> **What you have to do**
Each line below that includes the word "icon" is to be reported.

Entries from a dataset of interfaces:
++++++++++

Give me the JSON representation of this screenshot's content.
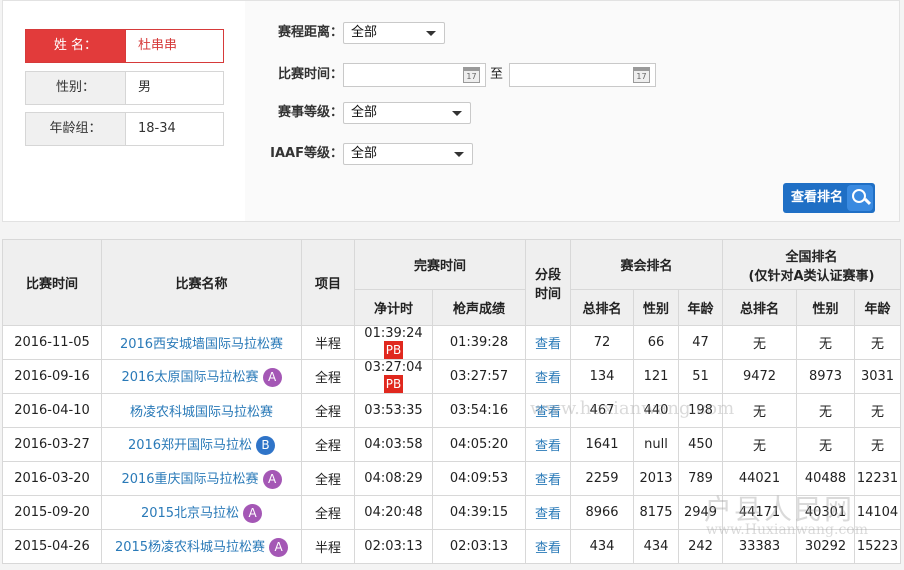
{
  "profile": {
    "name_label": "姓 名：",
    "name_value": "杜串串",
    "gender_label": "性别：",
    "gender_value": "男",
    "age_label": "年龄组：",
    "age_value": "18-34"
  },
  "filters": {
    "distance_label": "赛程距离：",
    "distance_value": "全部",
    "time_label": "比赛时间：",
    "to_label": "至",
    "level_label": "赛事等级：",
    "level_value": "全部",
    "iaaf_label": "IAAF等级：",
    "iaaf_value": "全部",
    "search_button": "查看排名"
  },
  "table": {
    "headers": {
      "date": "比赛时间",
      "name": "比赛名称",
      "item": "项目",
      "finish": "完赛时间",
      "net": "净计时",
      "gun": "枪声成绩",
      "split_1": "分段",
      "split_2": "时间",
      "meet_rank": "赛会排名",
      "total": "总排名",
      "gender": "性别",
      "age": "年龄",
      "national_1": "全国排名",
      "national_2": "(仅针对A类认证赛事)",
      "n_total": "总排名",
      "n_gender": "性别",
      "n_age": "年龄"
    },
    "rows": [
      {
        "date": "2016-11-05",
        "name": "2016西安城墙国际马拉松赛",
        "badge": "",
        "item": "半程",
        "net": "01:39:24",
        "pb": "PB",
        "gun": "01:39:28",
        "view": "查看",
        "total": "72",
        "gender": "66",
        "age": "47",
        "n_total": "无",
        "n_gender": "无",
        "n_age": "无"
      },
      {
        "date": "2016-09-16",
        "name": "2016太原国际马拉松赛",
        "badge": "A",
        "item": "全程",
        "net": "03:27:04",
        "pb": "PB",
        "gun": "03:27:57",
        "view": "查看",
        "total": "134",
        "gender": "121",
        "age": "51",
        "n_total": "9472",
        "n_gender": "8973",
        "n_age": "3031"
      },
      {
        "date": "2016-04-10",
        "name": "杨凌农科城国际马拉松赛",
        "badge": "",
        "item": "全程",
        "net": "03:53:35",
        "pb": "",
        "gun": "03:54:16",
        "view": "查看",
        "total": "467",
        "gender": "440",
        "age": "198",
        "n_total": "无",
        "n_gender": "无",
        "n_age": "无"
      },
      {
        "date": "2016-03-27",
        "name": "2016郑开国际马拉松",
        "badge": "B",
        "item": "全程",
        "net": "04:03:58",
        "pb": "",
        "gun": "04:05:20",
        "view": "查看",
        "total": "1641",
        "gender": "null",
        "age": "450",
        "n_total": "无",
        "n_gender": "无",
        "n_age": "无"
      },
      {
        "date": "2016-03-20",
        "name": "2016重庆国际马拉松赛",
        "badge": "A",
        "item": "全程",
        "net": "04:08:29",
        "pb": "",
        "gun": "04:09:53",
        "view": "查看",
        "total": "2259",
        "gender": "2013",
        "age": "789",
        "n_total": "44021",
        "n_gender": "40488",
        "n_age": "12231"
      },
      {
        "date": "2015-09-20",
        "name": "2015北京马拉松",
        "badge": "A",
        "item": "全程",
        "net": "04:20:48",
        "pb": "",
        "gun": "04:39:15",
        "view": "查看",
        "total": "8966",
        "gender": "8175",
        "age": "2949",
        "n_total": "44171",
        "n_gender": "40301",
        "n_age": "14104"
      },
      {
        "date": "2015-04-26",
        "name": "2015杨凌农科城马拉松赛",
        "badge": "A",
        "item": "半程",
        "net": "02:03:13",
        "pb": "",
        "gun": "02:03:13",
        "view": "查看",
        "total": "434",
        "gender": "434",
        "age": "242",
        "n_total": "33383",
        "n_gender": "30292",
        "n_age": "15223"
      }
    ]
  },
  "colors": {
    "badge_A": "#a457b5",
    "badge_B": "#2f74c8",
    "pb": "#e0281e",
    "link": "#2a7ab8",
    "active": "#e23b3b"
  },
  "watermarks": {
    "mid": "www.huxianwang.com",
    "logo": "户县人民网",
    "url": "www.Huxianwang.com"
  }
}
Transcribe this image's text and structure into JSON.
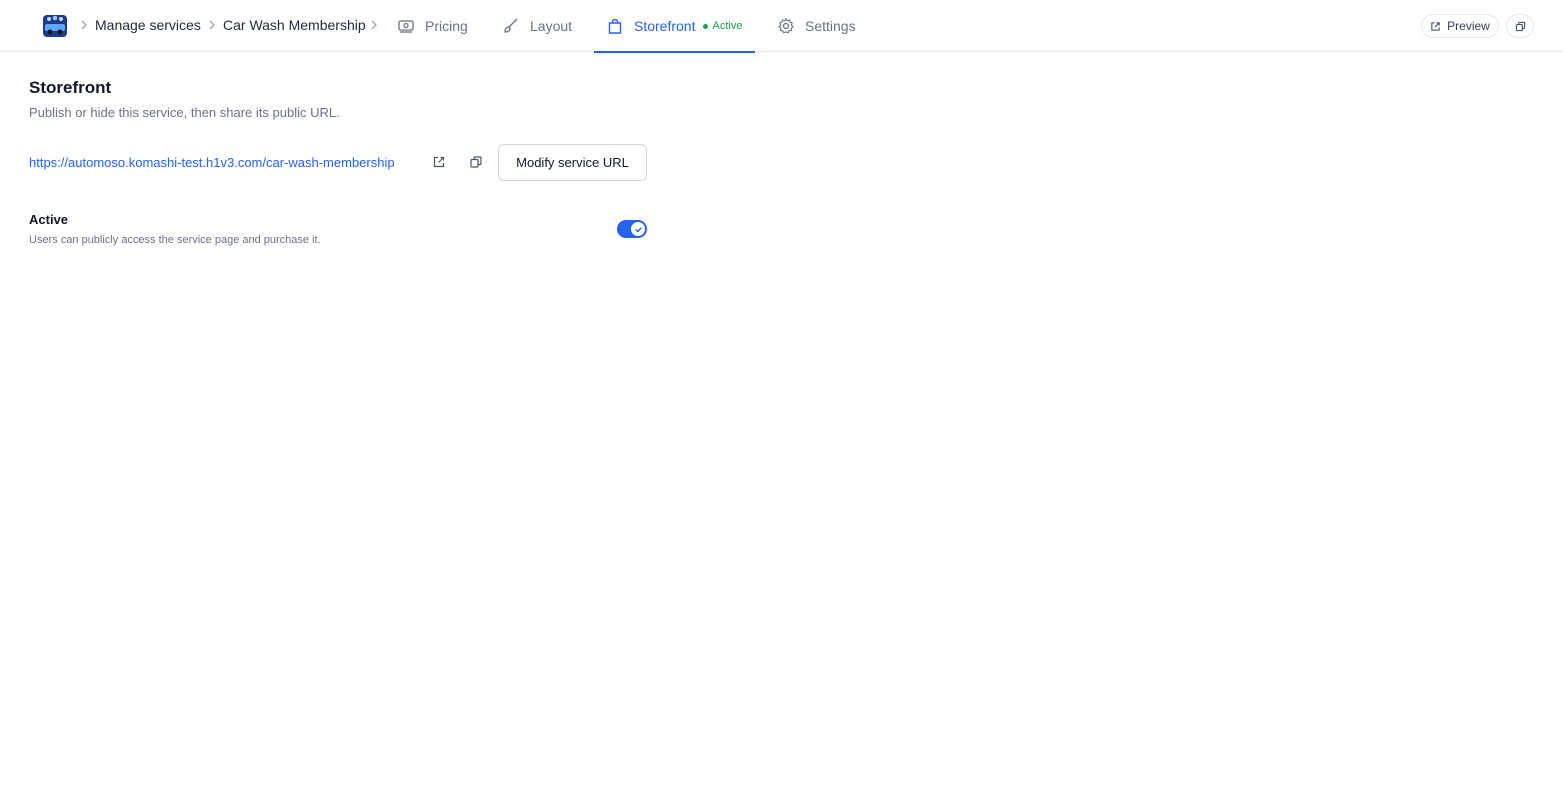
{
  "header": {
    "logo_icon": "car-wash-logo-icon",
    "breadcrumbs": [
      "Manage services",
      "Car Wash Membership"
    ],
    "tabs": [
      {
        "label": "Pricing",
        "icon": "money-icon"
      },
      {
        "label": "Layout",
        "icon": "brush-icon"
      },
      {
        "label": "Storefront",
        "icon": "shopping-bag-icon",
        "badge": "Active",
        "active": true
      },
      {
        "label": "Settings",
        "icon": "gear-icon"
      }
    ],
    "preview_label": "Preview"
  },
  "storefront": {
    "title": "Storefront",
    "subtitle": "Publish or hide this service, then share its public URL.",
    "url": "https://automoso.komashi-test.h1v3.com/car-wash-membership",
    "modify_label": "Modify service URL",
    "active_label": "Active",
    "active_description": "Users can publicly access the service page and purchase it.",
    "active_enabled": true
  },
  "colors": {
    "accent": "#2563eb",
    "success": "#16a34a",
    "muted": "#6b7280"
  }
}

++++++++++

> **Your solution**
    "logo_icon": "car-wash-logo-icon",
        "icon": "money-icon"
        "icon": "brush-icon"
        "icon": "shopping-bag-icon",
        "icon": "gear-icon"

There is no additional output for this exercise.